Economic impacts of a TransPod system
Global trade has reached a tipping point. To fight the threats of climate change, the world will ultimately have to decrease its Carbon emissions. Yet, most freight transport modes still rely on fossil fuels, hence the need to cope with rapidly increasing volumes and faster deliveries requested by consumers. This thesis explores this issue through the scope of new modes of environmentally-friendly “green” High-Speed Freight transport (HSF) and the socioeconomic impacts resulting from their introduction in existing corridors.

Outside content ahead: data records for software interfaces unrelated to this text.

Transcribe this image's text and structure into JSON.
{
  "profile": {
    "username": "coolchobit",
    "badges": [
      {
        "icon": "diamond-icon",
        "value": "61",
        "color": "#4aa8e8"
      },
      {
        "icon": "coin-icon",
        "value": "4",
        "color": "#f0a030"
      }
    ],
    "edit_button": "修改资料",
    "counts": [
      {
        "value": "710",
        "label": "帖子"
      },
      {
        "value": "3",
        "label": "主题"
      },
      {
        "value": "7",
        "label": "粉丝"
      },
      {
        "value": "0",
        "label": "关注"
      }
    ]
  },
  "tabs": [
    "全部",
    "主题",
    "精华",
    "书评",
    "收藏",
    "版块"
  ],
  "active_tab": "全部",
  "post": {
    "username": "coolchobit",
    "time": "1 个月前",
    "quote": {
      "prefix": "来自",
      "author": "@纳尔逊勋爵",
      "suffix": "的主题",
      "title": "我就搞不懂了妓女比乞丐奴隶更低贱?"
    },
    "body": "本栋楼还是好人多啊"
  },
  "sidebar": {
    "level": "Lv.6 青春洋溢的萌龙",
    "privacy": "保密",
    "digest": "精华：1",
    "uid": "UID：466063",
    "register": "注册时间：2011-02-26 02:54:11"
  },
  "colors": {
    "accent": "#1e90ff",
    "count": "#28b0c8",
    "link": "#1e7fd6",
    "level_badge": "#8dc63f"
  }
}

To materialise these impacts, the thesis develops an analysis framework through a case study on the implementation of a freight version of the Hyperloop (theoretical high-speed vacuum transport system) in Canada’s Quebec-Windsor corridor. The research first focuses on developing a better understanding of the market’s need for faster freight transport by using social media text analytics to survey users about current freight services, and by interviewing leading shipping companies. The second part of the case study is dedicated to quantifying the expected socioeconomic impacts through undertaking a Cost Benefit Analysis (CBA) including 7 impact categories: Infrastructure Costs, Operational Costs, Costs on the trucking Industry, Revenues, Consumer Surplus, Environmental Benefits and Safety Benefits.

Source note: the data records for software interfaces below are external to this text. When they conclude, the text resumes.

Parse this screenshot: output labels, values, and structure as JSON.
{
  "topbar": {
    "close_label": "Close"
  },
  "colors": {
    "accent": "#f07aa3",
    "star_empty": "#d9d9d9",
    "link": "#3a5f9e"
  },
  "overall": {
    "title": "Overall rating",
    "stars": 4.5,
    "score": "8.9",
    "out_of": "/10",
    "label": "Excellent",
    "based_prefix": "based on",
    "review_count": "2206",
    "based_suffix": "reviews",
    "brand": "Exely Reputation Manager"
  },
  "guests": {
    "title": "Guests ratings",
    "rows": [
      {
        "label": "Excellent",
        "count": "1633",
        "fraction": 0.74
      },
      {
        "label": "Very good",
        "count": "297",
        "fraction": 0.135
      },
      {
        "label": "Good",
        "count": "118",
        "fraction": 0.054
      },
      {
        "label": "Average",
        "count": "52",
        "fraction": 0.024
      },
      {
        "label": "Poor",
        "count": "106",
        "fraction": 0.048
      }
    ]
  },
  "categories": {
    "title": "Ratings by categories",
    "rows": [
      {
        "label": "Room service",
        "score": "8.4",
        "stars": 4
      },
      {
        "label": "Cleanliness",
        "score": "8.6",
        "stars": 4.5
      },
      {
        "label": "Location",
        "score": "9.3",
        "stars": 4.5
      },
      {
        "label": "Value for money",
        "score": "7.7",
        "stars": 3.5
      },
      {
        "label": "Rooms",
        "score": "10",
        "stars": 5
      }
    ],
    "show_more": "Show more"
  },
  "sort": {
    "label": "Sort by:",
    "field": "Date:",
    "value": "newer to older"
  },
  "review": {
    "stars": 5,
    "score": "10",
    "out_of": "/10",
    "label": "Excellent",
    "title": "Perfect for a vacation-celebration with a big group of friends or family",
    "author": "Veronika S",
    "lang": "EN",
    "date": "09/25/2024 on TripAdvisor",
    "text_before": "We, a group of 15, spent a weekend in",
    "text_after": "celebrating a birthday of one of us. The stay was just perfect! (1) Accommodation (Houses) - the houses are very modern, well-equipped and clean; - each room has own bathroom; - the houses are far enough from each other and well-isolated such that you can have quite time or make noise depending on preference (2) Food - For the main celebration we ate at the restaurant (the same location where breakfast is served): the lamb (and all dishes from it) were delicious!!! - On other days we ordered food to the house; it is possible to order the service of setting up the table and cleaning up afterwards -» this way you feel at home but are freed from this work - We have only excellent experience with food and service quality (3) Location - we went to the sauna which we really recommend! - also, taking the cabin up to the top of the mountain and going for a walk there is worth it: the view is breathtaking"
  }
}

The analysis showed that consumers were concerned about the timeliness of existing freight systems. Furthermore, the forwarders interviewed considered that the Hyperloop could be a potential way of solving existing issues, reduce inventory holding costs, and increase operational efficiency. Building on these impacts, the CBA showed a net socioeconomic benefit 30 years after the implementation of Hyperloop. Sales revenues and increased consumer surplus due to time savings were the largest benefits identified. Additionally, the introduction of this new mode of HSF could develop new industries and stimulate innovation in the corridor. Whilst the Hyperloop might take a long time to be implemented, its substitution effect could rapidly damage trucking companies specialised in time-sensitive shipping. Nevertheless, organisations could remain competitive depending on their ability to adapt their business model or if Hyperloop shipping rates become too expensive.

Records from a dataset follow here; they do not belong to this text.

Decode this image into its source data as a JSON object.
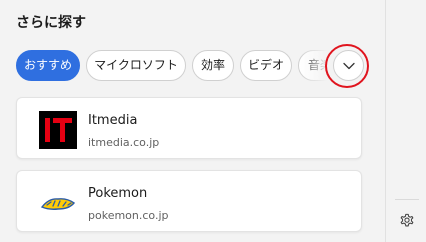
{
  "section": {
    "title": "さらに探す"
  },
  "chips": [
    {
      "label": "おすすめ",
      "active": true
    },
    {
      "label": "マイクロソフト",
      "active": false
    },
    {
      "label": "効率",
      "active": false
    },
    {
      "label": "ビデオ",
      "active": false
    },
    {
      "label": "音楽",
      "active": false
    }
  ],
  "expand_button": {
    "icon": "chevron-down-icon"
  },
  "sites": [
    {
      "name": "Itmedia",
      "domain": "itmedia.co.jp",
      "logo": "itmedia-logo",
      "logo_text": "IT"
    },
    {
      "name": "Pokemon",
      "domain": "pokemon.co.jp",
      "logo": "pokemon-logo",
      "logo_text": "Pokémon"
    }
  ],
  "rail": {
    "settings_icon": "gear-icon"
  },
  "colors": {
    "accent": "#2f6fe0",
    "highlight": "#e0141e",
    "itmedia_red": "#e60012"
  }
}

The findings of this study can be generalised to other countries beyond Canada and are of high relevance from the perspective of strategic issues in international business and operations management. Besides, these results can be used by policymakers and industry professionals to develop a better understanding on the social, economic, and organisational impacts of the introduction of new green modes of High-Speed Freight transport.
Results of the feasibility study to bring sustainable transport solutions that could profoundly impact Alberta’s economic landscape.
Thesis report from our colleague Maxime Lachaize exploring the scope of new modes of environmentally-friendly “green” High-Speed Freight transport (HSF) and the socio-economic impacts resulting from their introduction in existing corridors.